At a time when social decomposition is accelerating and with the bourgeoisie's loss of control of its political apparatus. Labour is riven with divisions and is not presenting itself as a coherent opposition, despite Starmer's attempts to appear as a figure of sanity against the chaos of Johnson's government. As the Labour purges continue, groups like the Socialist Workers Party are saying that people should leave Labour, while other groups, embedded in the party, continue their perpetual work to stop Labour's 'drift to the right'.

Labour, once a party of the working class, changed camp and performed an important role for British capitalism during the First World War when it supported British imperialism and was part of the recruitment drive to enlist workers for the slaughter. When the Labour Party adopted its constitution in 1918, its famous Clause IV confirmed its commitment to the management of British state capitalism. Whether in government or opposition and regardless of whether its leader has come from right or left of the party, it has continued to play an essential role in the British bourgeoisie's political apparatus. In opposition it can pose as an alternative to the government, in government it pursues policies appropriate to the needs of capitalism. When the Labour Party is divided, the working class has no interest in supporting it, and revolutionaries warn workers not to support any of the squabbling factions. Instead, it is necessary to show how Labour acts against the interests of the working class and expose its role in the service of capital.
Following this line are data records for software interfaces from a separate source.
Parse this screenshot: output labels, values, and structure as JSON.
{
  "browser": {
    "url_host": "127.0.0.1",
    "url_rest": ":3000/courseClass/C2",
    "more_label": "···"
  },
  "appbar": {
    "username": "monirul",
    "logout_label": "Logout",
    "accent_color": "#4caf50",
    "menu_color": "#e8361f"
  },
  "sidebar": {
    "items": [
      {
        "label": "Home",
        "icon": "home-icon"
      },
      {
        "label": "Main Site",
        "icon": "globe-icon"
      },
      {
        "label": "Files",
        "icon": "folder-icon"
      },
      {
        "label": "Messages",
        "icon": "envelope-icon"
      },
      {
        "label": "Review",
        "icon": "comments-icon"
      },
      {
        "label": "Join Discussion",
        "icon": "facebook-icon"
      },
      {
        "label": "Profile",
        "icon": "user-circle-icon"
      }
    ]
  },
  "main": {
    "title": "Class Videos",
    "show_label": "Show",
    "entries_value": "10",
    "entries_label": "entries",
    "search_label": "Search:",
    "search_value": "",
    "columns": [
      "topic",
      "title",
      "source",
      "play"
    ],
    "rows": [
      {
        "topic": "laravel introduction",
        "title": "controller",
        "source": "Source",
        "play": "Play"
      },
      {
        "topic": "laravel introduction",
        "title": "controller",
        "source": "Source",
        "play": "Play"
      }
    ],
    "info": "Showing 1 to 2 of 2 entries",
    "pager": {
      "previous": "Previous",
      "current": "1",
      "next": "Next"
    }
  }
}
Back in the 1970s and 80s the bourgeoisie was able to deploy its parties in response to, or in anticipation of the struggles of the working class. With the decomposition of capitalism over the last 30 years, there has been a strong tendency for capital to lose control of its political machinery. In recent years, across Europe, as an expression of this tendency, we have seen many social democratic parties in decline and/or disarray. In Britain we are not only seeing the chaotic approach of the government but also a social democratic opposition which, because of its divisions, is having the greatest difficulty in fulfilling the role required of it by capital.

Car 28/1/21